=== Problem details ===
Give back all of the records underneath exactly, with no omissions.
*** Information supplied Section Begins ***
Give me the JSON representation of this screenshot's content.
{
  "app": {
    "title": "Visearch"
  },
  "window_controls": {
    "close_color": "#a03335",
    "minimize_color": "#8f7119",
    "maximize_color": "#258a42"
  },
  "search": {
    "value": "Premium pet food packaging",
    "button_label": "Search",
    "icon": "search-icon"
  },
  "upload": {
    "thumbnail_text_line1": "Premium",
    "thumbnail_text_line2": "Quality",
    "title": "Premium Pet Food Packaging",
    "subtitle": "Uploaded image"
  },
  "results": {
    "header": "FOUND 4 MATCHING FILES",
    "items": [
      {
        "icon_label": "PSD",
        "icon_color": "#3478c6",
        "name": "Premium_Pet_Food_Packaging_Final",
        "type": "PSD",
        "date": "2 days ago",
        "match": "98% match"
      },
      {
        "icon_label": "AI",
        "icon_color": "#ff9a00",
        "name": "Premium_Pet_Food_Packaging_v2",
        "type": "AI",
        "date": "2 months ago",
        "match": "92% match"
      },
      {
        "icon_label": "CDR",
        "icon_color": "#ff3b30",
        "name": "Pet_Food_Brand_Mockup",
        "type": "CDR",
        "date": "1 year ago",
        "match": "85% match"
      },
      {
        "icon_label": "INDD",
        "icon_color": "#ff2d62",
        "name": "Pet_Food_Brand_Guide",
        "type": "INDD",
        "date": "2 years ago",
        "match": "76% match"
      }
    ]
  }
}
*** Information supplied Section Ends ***
=== Response box ===
Give me the JSON representation of this screenshot's content.
{
  "app": {
    "title": "Visearch"
  },
  "window_controls": {
    "close_color": "#a03335",
    "minimize_color": "#8f7119",
    "maximize_color": "#258a42"
  },
  "search": {
    "value": "Premium pet food packaging",
    "button_label": "Search",
    "icon": "search-icon"
  },
  "upload": {
    "thumbnail_text_line1": "Premium",
    "thumbnail_text_line2": "Quality",
    "title": "Premium Pet Food Packaging",
    "subtitle": "Uploaded image"
  },
  "results": {
    "header": "FOUND 4 MATCHING FILES",
    "items": [
      {
        "icon_label": "PSD",
        "icon_color": "#3478c6",
        "name": "Premium_Pet_Food_Packaging_Final",
        "type": "PSD",
        "date": "2 days ago",
        "match": "98% match"
      },
      {
        "icon_label": "AI",
        "icon_color": "#ff9a00",
        "name": "Premium_Pet_Food_Packaging_v2",
        "type": "AI",
        "date": "2 months ago",
        "match": "92% match"
      },
      {
        "icon_label": "CDR",
        "icon_color": "#ff3b30",
        "name": "Pet_Food_Brand_Mockup",
        "type": "CDR",
        "date": "1 year ago",
        "match": "85% match"
      },
      {
        "icon_label": "INDD",
        "icon_color": "#ff2d62",
        "name": "Pet_Food_Brand_Guide",
        "type": "INDD",
        "date": "2 years ago",
        "match": "76% match"
      }
    ]
  }
}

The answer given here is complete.